Task instructions
Images are to be left out; everything else in the listing should be repeated exactly.

START Given records

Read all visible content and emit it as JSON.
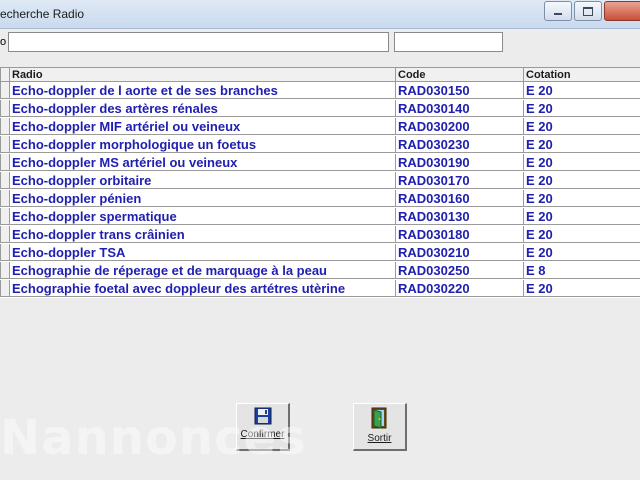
{
  "window": {
    "title": "echerche Radio"
  },
  "search": {
    "label": "o",
    "main_value": "",
    "code_value": ""
  },
  "table": {
    "columns": [
      "Radio",
      "Code",
      "Cotation"
    ],
    "rows": [
      {
        "radio": "Echo-doppler de l aorte  et de ses branches",
        "code": "RAD030150",
        "cotation": "E 20"
      },
      {
        "radio": "Echo-doppler des artères rénales",
        "code": "RAD030140",
        "cotation": "E 20"
      },
      {
        "radio": "Echo-doppler MIF artériel ou veineux",
        "code": "RAD030200",
        "cotation": "E 20"
      },
      {
        "radio": "Echo-doppler morphologique un foetus",
        "code": "RAD030230",
        "cotation": "E 20"
      },
      {
        "radio": "Echo-doppler MS artériel ou veineux",
        "code": "RAD030190",
        "cotation": "E 20"
      },
      {
        "radio": "Echo-doppler orbitaire",
        "code": "RAD030170",
        "cotation": "E 20"
      },
      {
        "radio": "Echo-doppler pénien",
        "code": "RAD030160",
        "cotation": "E 20"
      },
      {
        "radio": "Echo-doppler spermatique",
        "code": "RAD030130",
        "cotation": "E 20"
      },
      {
        "radio": "Echo-doppler trans crâinien",
        "code": "RAD030180",
        "cotation": "E 20"
      },
      {
        "radio": "Echo-doppler TSA",
        "code": "RAD030210",
        "cotation": "E 20"
      },
      {
        "radio": "Echographie de réperage et de marquage à la peau",
        "code": "RAD030250",
        "cotation": "E 8"
      },
      {
        "radio": "Echographie foetal avec doppleur des artétres utèrine",
        "code": "RAD030220",
        "cotation": "E 20"
      }
    ]
  },
  "buttons": {
    "confirm_label": "Confirmer",
    "exit_label": "Sortir"
  },
  "watermark": "Nannonces",
  "icons": {
    "confirm": "floppy-disk-icon",
    "exit": "exit-door-icon"
  }
}
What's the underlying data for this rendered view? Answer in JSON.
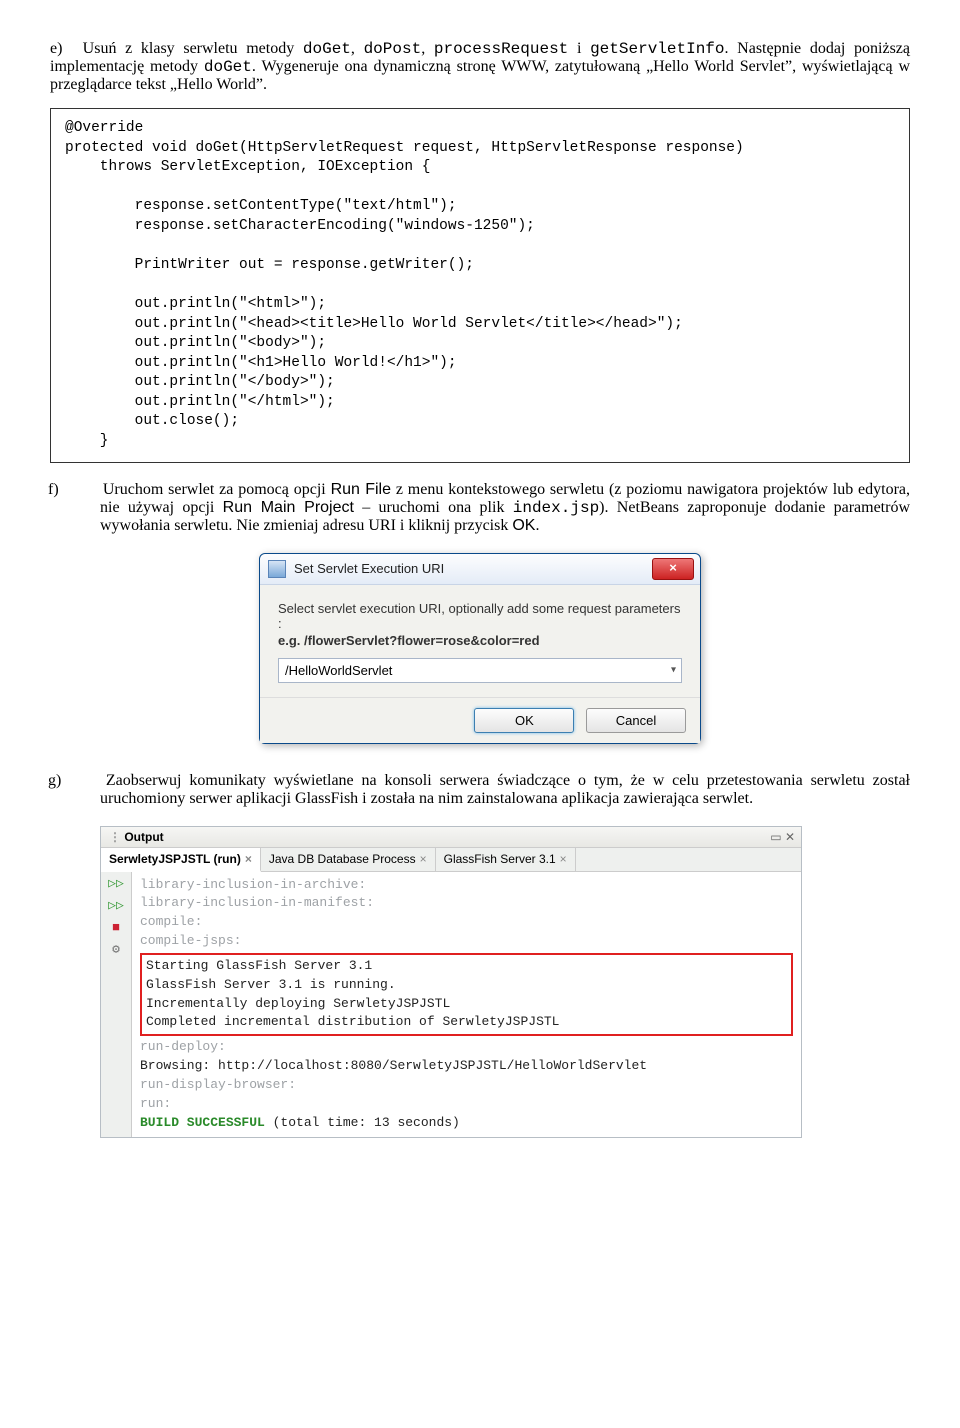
{
  "item_e": {
    "marker": "e)",
    "text_pre": "Usuń z klasy serwletu metody ",
    "m1": "doGet",
    "sep1": ", ",
    "m2": "doPost",
    "sep2": ", ",
    "m3": "processRequest",
    "sep3": " i ",
    "m4": "getServletInfo",
    "text_mid": ". Następnie dodaj poniższą implementację metody ",
    "m5": "doGet",
    "text_post": ". Wygeneruje ona dynamiczną stronę WWW, zatytułowaną „Hello World Servlet”, wyświetlającą w przeglądarce tekst „Hello World”."
  },
  "code": "@Override\nprotected void doGet(HttpServletRequest request, HttpServletResponse response)\n    throws ServletException, IOException {\n\n        response.setContentType(\"text/html\");\n        response.setCharacterEncoding(\"windows-1250\");\n\n        PrintWriter out = response.getWriter();\n\n        out.println(\"<html>\");\n        out.println(\"<head><title>Hello World Servlet</title></head>\");\n        out.println(\"<body>\");\n        out.println(\"<h1>Hello World!</h1>\");\n        out.println(\"</body>\");\n        out.println(\"</html>\");\n        out.close();\n    }",
  "item_f": {
    "marker": "f)",
    "t1": "Uruchom serwlet za pomocą opcji ",
    "runfile": "Run File",
    "t2": " z menu kontekstowego serwletu (z poziomu nawigatora projektów lub edytora, nie używaj opcji ",
    "runmain": "Run Main Project",
    "t3": " – uruchomi ona plik ",
    "indexjsp": "index.jsp",
    "t4": "). NetBeans zaproponuje dodanie parametrów wywołania serwletu. Nie zmieniaj adresu URI i kliknij przycisk ",
    "ok": "OK",
    "t5": "."
  },
  "dialog": {
    "title": "Set Servlet Execution URI",
    "close": "×",
    "hint": "Select servlet execution URI, optionally add some request parameters :",
    "example": "e.g. /flowerServlet?flower=rose&color=red",
    "value": "/HelloWorldServlet",
    "ok": "OK",
    "cancel": "Cancel"
  },
  "item_g": {
    "marker": "g)",
    "text": "Zaobserwuj komunikaty wyświetlane na konsoli serwera świadczące o tym, że w celu przetestowania serwletu został uruchomiony serwer aplikacji GlassFish i została na nim zainstalowana aplikacja zawierająca serwlet."
  },
  "output": {
    "header": "Output",
    "tabs": {
      "t1": "SerwletyJSPJSTL (run)",
      "t2": "Java DB Database Process",
      "t3": "GlassFish Server 3.1"
    },
    "gutter": {
      "i1": "▷▷",
      "i2": "▷▷",
      "i3": "■",
      "i4": "⚙"
    },
    "lines": {
      "l1": "library-inclusion-in-archive:",
      "l2": "library-inclusion-in-manifest:",
      "l3": "compile:",
      "l4": "compile-jsps:",
      "l5": "Starting GlassFish Server 3.1",
      "l6": "GlassFish Server 3.1 is running.",
      "l7": "Incrementally deploying SerwletyJSPJSTL",
      "l8": "Completed incremental distribution of SerwletyJSPJSTL",
      "l9": "run-deploy:",
      "l10": "Browsing: http://localhost:8080/SerwletyJSPJSTL/HelloWorldServlet",
      "l11": "run-display-browser:",
      "l12": "run:",
      "l13a": "BUILD SUCCESSFUL",
      "l13b": " (total time: 13 seconds)"
    }
  }
}
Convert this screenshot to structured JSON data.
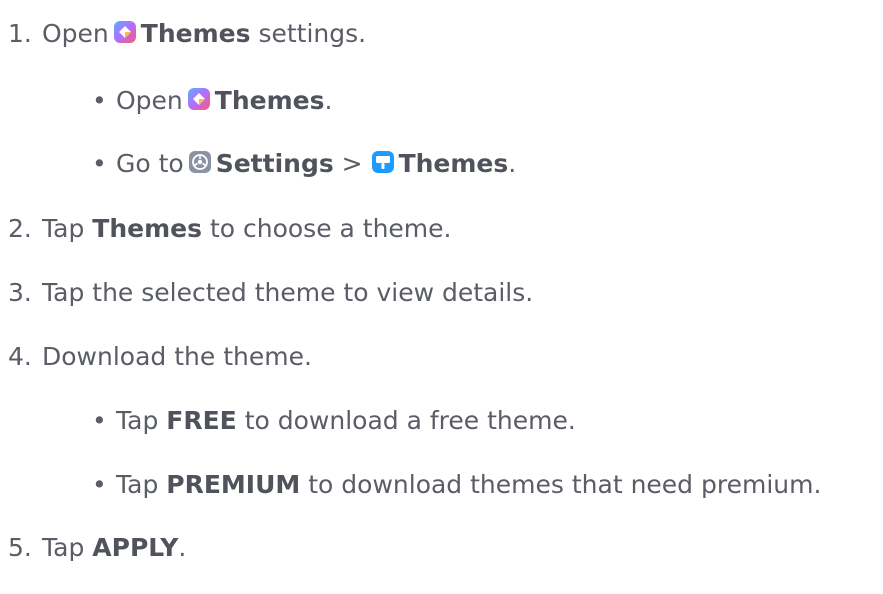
{
  "colors": {
    "text": "#5a5d66",
    "bold": "#50535c",
    "themes_app_icon": [
      "#ff5a6e",
      "#ffb84d",
      "#5ab0ff",
      "#b46cff"
    ],
    "settings_icon": "#8a93a6",
    "themes_settings_icon": "#1e9bff"
  },
  "steps": [
    {
      "number": "1.",
      "before": "Open",
      "bold": "Themes",
      "after": "settings.",
      "icon": "themes-app-icon"
    },
    {
      "bullet": "•",
      "before": "Open",
      "bold": "Themes",
      "after": ".",
      "icon": "themes-app-icon"
    },
    {
      "bullet": "•",
      "before": "Go to",
      "bold": "Settings",
      "sep": " > ",
      "bold2": "Themes",
      "after": ".",
      "icon": "settings-icon",
      "icon2": "themes-settings-icon"
    },
    {
      "number": "2.",
      "before": "Tap",
      "bold": "Themes",
      "after": "to choose a theme."
    },
    {
      "number": "3.",
      "text": "Tap the selected theme to view details."
    },
    {
      "number": "4.",
      "text": "Download the theme."
    },
    {
      "bullet": "•",
      "before": "Tap",
      "bold": "FREE",
      "after": "to download a free theme."
    },
    {
      "bullet": "•",
      "before": "Tap",
      "bold": "PREMIUM",
      "after": "to download themes that need premium."
    },
    {
      "number": "5.",
      "before": "Tap",
      "bold": "APPLY",
      "after": "."
    }
  ]
}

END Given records

The answer
Read all visible content and emit it as JSON.
{
  "window": {
    "title": "echerche Radio"
  },
  "search": {
    "label": "o",
    "main_value": "",
    "code_value": ""
  },
  "table": {
    "columns": [
      "Radio",
      "Code",
      "Cotation"
    ],
    "rows": [
      {
        "radio": "Echo-doppler de l aorte  et de ses branches",
        "code": "RAD030150",
        "cotation": "E 20"
      },
      {
        "radio": "Echo-doppler des artères rénales",
        "code": "RAD030140",
        "cotation": "E 20"
      },
      {
        "radio": "Echo-doppler MIF artériel ou veineux",
        "code": "RAD030200",
        "cotation": "E 20"
      },
      {
        "radio": "Echo-doppler morphologique un foetus",
        "code": "RAD030230",
        "cotation": "E 20"
      },
      {
        "radio": "Echo-doppler MS artériel ou veineux",
        "code": "RAD030190",
        "cotation": "E 20"
      },
      {
        "radio": "Echo-doppler orbitaire",
        "code": "RAD030170",
        "cotation": "E 20"
      },
      {
        "radio": "Echo-doppler pénien",
        "code": "RAD030160",
        "cotation": "E 20"
      },
      {
        "radio": "Echo-doppler spermatique",
        "code": "RAD030130",
        "cotation": "E 20"
      },
      {
        "radio": "Echo-doppler trans crâinien",
        "code": "RAD030180",
        "cotation": "E 20"
      },
      {
        "radio": "Echo-doppler TSA",
        "code": "RAD030210",
        "cotation": "E 20"
      },
      {
        "radio": "Echographie de réperage et de marquage à la peau",
        "code": "RAD030250",
        "cotation": "E 8"
      },
      {
        "radio": "Echographie foetal avec doppleur des artétres utèrine",
        "code": "RAD030220",
        "cotation": "E 20"
      }
    ]
  },
  "buttons": {
    "confirm_label": "Confirmer",
    "exit_label": "Sortir"
  },
  "watermark": "Nannonces",
  "icons": {
    "confirm": "floppy-disk-icon",
    "exit": "exit-door-icon"
  }
}
What's the underlying data for this rendered view? Answer in JSON.
{
  "item_e": {
    "marker": "e)",
    "text_pre": "Usuń z klasy serwletu metody ",
    "m1": "doGet",
    "sep1": ", ",
    "m2": "doPost",
    "sep2": ", ",
    "m3": "processRequest",
    "sep3": " i ",
    "m4": "getServletInfo",
    "text_mid": ". Następnie dodaj poniższą implementację metody ",
    "m5": "doGet",
    "text_post": ". Wygeneruje ona dynamiczną stronę WWW, zatytułowaną „Hello World Servlet”, wyświetlającą w przeglądarce tekst „Hello World”."
  },
  "code": "@Override\nprotected void doGet(HttpServletRequest request, HttpServletResponse response)\n    throws ServletException, IOException {\n\n        response.setContentType(\"text/html\");\n        response.setCharacterEncoding(\"windows-1250\");\n\n        PrintWriter out = response.getWriter();\n\n        out.println(\"<html>\");\n        out.println(\"<head><title>Hello World Servlet</title></head>\");\n        out.println(\"<body>\");\n        out.println(\"<h1>Hello World!</h1>\");\n        out.println(\"</body>\");\n        out.println(\"</html>\");\n        out.close();\n    }",
  "item_f": {
    "marker": "f)",
    "t1": "Uruchom serwlet za pomocą opcji ",
    "runfile": "Run File",
    "t2": " z menu kontekstowego serwletu (z poziomu nawigatora projektów lub edytora, nie używaj opcji ",
    "runmain": "Run Main Project",
    "t3": " – uruchomi ona plik ",
    "indexjsp": "index.jsp",
    "t4": "). NetBeans zaproponuje dodanie parametrów wywołania serwletu. Nie zmieniaj adresu URI i kliknij przycisk ",
    "ok": "OK",
    "t5": "."
  },
  "dialog": {
    "title": "Set Servlet Execution URI",
    "close": "×",
    "hint": "Select servlet execution URI, optionally add some request parameters :",
    "example": "e.g. /flowerServlet?flower=rose&color=red",
    "value": "/HelloWorldServlet",
    "ok": "OK",
    "cancel": "Cancel"
  },
  "item_g": {
    "marker": "g)",
    "text": "Zaobserwuj komunikaty wyświetlane na konsoli serwera świadczące o tym, że w celu przetestowania serwletu został uruchomiony serwer aplikacji GlassFish i została na nim zainstalowana aplikacja zawierająca serwlet."
  },
  "output": {
    "header": "Output",
    "tabs": {
      "t1": "SerwletyJSPJSTL (run)",
      "t2": "Java DB Database Process",
      "t3": "GlassFish Server 3.1"
    },
    "gutter": {
      "i1": "▷▷",
      "i2": "▷▷",
      "i3": "■",
      "i4": "⚙"
    },
    "lines": {
      "l1": "library-inclusion-in-archive:",
      "l2": "library-inclusion-in-manifest:",
      "l3": "compile:",
      "l4": "compile-jsps:",
      "l5": "Starting GlassFish Server 3.1",
      "l6": "GlassFish Server 3.1 is running.",
      "l7": "Incrementally deploying SerwletyJSPJSTL",
      "l8": "Completed incremental distribution of SerwletyJSPJSTL",
      "l9": "run-deploy:",
      "l10": "Browsing: http://localhost:8080/SerwletyJSPJSTL/HelloWorldServlet",
      "l11": "run-display-browser:",
      "l12": "run:",
      "l13a": "BUILD SUCCESSFUL",
      "l13b": " (total time: 13 seconds)"
    }
  }
}
Convert this screenshot to structured JSON data.
{
  "colors": {
    "text": "#5a5d66",
    "bold": "#50535c",
    "themes_app_icon": [
      "#ff5a6e",
      "#ffb84d",
      "#5ab0ff",
      "#b46cff"
    ],
    "settings_icon": "#8a93a6",
    "themes_settings_icon": "#1e9bff"
  },
  "steps": [
    {
      "number": "1.",
      "before": "Open",
      "bold": "Themes",
      "after": "settings.",
      "icon": "themes-app-icon"
    },
    {
      "bullet": "•",
      "before": "Open",
      "bold": "Themes",
      "after": ".",
      "icon": "themes-app-icon"
    },
    {
      "bullet": "•",
      "before": "Go to",
      "bold": "Settings",
      "sep": " > ",
      "bold2": "Themes",
      "after": ".",
      "icon": "settings-icon",
      "icon2": "themes-settings-icon"
    },
    {
      "number": "2.",
      "before": "Tap",
      "bold": "Themes",
      "after": "to choose a theme."
    },
    {
      "number": "3.",
      "text": "Tap the selected theme to view details."
    },
    {
      "number": "4.",
      "text": "Download the theme."
    },
    {
      "bullet": "•",
      "before": "Tap",
      "bold": "FREE",
      "after": "to download a free theme."
    },
    {
      "bullet": "•",
      "before": "Tap",
      "bold": "PREMIUM",
      "after": "to download themes that need premium."
    },
    {
      "number": "5.",
      "before": "Tap",
      "bold": "APPLY",
      "after": "."
    }
  ]
}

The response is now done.